◆ **Exercise description**
Every line with the string "Алексей" must be copied from the entries below.

◆ **Data extracts**
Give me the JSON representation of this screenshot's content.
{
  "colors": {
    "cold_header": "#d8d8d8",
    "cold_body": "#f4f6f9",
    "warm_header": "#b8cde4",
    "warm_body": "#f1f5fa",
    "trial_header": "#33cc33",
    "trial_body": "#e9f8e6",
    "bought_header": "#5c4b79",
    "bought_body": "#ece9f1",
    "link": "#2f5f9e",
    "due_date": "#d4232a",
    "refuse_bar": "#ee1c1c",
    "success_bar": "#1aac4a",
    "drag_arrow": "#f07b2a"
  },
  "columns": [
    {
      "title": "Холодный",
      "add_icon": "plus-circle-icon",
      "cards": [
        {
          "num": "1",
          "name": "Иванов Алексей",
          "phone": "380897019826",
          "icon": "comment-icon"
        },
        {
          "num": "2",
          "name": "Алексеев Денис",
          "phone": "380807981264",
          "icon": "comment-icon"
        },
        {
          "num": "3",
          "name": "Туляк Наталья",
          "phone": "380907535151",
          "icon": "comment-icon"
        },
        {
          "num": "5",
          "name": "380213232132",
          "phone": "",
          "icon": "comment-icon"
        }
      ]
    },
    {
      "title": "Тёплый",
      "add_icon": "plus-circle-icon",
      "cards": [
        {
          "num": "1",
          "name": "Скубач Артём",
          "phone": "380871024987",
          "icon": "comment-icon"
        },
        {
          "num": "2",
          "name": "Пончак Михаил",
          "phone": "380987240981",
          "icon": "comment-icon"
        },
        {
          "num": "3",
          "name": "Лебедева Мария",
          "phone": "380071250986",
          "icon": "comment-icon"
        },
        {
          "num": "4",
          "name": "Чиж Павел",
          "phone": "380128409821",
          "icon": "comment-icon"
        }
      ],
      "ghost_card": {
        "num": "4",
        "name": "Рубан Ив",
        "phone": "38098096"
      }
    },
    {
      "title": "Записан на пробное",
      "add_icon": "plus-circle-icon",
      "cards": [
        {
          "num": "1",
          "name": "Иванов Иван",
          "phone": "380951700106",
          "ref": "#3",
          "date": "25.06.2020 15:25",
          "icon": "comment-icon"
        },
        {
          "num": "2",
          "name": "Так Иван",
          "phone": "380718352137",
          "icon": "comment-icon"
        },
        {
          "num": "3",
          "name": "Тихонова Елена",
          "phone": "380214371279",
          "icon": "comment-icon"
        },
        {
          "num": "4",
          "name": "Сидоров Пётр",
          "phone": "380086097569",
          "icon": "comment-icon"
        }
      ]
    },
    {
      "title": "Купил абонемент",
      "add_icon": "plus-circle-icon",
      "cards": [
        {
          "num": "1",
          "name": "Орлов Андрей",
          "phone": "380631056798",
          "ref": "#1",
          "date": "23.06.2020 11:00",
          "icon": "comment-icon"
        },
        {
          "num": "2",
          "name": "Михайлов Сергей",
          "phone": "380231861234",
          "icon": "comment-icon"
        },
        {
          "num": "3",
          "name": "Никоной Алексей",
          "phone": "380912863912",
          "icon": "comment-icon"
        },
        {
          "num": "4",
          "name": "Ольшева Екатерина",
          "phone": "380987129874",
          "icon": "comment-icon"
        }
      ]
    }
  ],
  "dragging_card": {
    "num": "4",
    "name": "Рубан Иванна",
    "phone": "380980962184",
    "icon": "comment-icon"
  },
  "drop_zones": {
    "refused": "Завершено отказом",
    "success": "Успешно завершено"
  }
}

◆ **Your response**
          "name": "Иванов Алексей",
          "name": "Никоной Алексей",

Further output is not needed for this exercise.